Listen To You Tell Me Texas Friday 6/12/15
Every now and then, this piece just writes itself. Thanks to the leadership of the City of Overton, Texas, this is one of those times.
When I was a kid in growing up in Amarillo, Texas I browbeat my mother one day into helping me set up a Kool-Aid stand. I hand lettered a sign and, with her help, mixed up a pitcher of red Kool-Aid, hauled a folding card table out to the curb and set up shop.
It was the middle of summer, sweltering hot and I validated that day the retail maxim “location, location, location” – which is to say, my residential street didn’t have a lot of drive-by traffic.
I sold the entirety of two cups before the heat drove me out of business. One was to the sweet old lady who lived caddy-corner across the street. The other was to the Amarillo police officer, who saw me from the corner intersection about three houses down as he was driving by, and took a detour. Total gross sales; ten cents.

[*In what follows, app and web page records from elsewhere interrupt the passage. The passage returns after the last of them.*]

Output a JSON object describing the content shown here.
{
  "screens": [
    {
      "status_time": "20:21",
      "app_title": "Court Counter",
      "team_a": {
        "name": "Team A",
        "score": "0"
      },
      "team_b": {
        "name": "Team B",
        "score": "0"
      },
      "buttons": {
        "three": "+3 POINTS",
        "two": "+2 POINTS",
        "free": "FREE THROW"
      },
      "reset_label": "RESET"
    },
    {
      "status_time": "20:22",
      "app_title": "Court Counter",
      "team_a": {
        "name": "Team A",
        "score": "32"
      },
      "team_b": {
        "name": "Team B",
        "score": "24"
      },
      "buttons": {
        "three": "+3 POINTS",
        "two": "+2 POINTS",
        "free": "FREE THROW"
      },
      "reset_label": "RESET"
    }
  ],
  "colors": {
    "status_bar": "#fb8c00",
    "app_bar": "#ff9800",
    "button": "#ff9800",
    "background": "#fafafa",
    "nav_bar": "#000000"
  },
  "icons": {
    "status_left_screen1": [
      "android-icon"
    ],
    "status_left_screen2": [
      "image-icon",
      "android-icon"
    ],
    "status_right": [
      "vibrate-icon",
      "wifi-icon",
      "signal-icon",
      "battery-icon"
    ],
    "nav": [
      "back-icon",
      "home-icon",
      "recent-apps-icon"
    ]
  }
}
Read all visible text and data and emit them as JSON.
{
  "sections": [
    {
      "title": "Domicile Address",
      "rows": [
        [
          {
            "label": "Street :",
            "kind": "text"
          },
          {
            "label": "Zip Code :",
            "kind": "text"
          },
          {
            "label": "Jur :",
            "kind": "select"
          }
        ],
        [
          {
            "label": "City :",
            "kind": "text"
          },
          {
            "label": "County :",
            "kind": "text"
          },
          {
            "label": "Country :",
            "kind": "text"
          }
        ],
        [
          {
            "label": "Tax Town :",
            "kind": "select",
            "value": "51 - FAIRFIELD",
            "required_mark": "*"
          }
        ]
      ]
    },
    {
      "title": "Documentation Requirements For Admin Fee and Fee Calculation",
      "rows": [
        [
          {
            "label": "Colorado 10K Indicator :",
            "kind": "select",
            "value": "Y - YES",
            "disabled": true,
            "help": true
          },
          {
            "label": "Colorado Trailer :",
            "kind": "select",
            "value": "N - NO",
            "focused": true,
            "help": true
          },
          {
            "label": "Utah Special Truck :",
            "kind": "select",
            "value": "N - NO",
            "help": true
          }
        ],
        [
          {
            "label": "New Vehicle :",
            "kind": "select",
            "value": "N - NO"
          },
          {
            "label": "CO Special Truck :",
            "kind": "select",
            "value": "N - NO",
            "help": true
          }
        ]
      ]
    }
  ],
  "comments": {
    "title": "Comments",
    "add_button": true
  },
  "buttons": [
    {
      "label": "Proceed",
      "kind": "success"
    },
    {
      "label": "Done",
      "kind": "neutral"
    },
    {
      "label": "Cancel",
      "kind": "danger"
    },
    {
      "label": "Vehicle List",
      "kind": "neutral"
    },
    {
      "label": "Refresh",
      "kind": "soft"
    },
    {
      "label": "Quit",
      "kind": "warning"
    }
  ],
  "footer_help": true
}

Jump a half century forward to Wednesday in nearby Overton and two little girls setting up a lemonade stand to raise money to buy their daddy a Father’s Day present. Down upon them came the full weight of the 21st century American state.
The Overton police, rather than buying a cup of lemonade, shut them down. At least that’s what you and I would call it. But not the semanticists of the City of Overton. Overton mayor C.R. Evans was at pains to to tell me that the girls were not “shut down.” According to him they were simply told that they could not sell lemonade without obtaining a permit.
For those of us not in government, we call that “a distinction without a difference.”
The mayor went on to explain that such permitting is required by state law as a public health protection.
It must be a great comfort to the residents of Overton to know that they may sleep soundly at night, secure in the knowledge that no lemonade stand – devoid of the proper certificates and inspections and rubber stamps – can possibly threaten to unleash upon them a lemonade-borne pandemic.
I’d have a lot more respect for Mayor Evans if he had said, “I wish we had this one to do over.” But he instead did what all statists do when they get called out. He hid behind a hyper-literal interpretation of regulation and statute while intoning solemnly about public safety. (By a show of hands who has ever heard of someone getting sick from a kid’s lemonade stand? No one? Me neither.)
So our nation has devolved since we were handed its reins by our parents – the people who defeated Adolph Hitler and put men on the moon.
In the country they bequeathed to us, the lemonade stand was an All-American rite of passage – a first foray into entrepreneurism. In the country we are leaving to those two little girls in Overton, a lemonade stand animates the sprawling apparatus of the modern regulatory state — the first instinct of which is to stifle freedom and enterprise.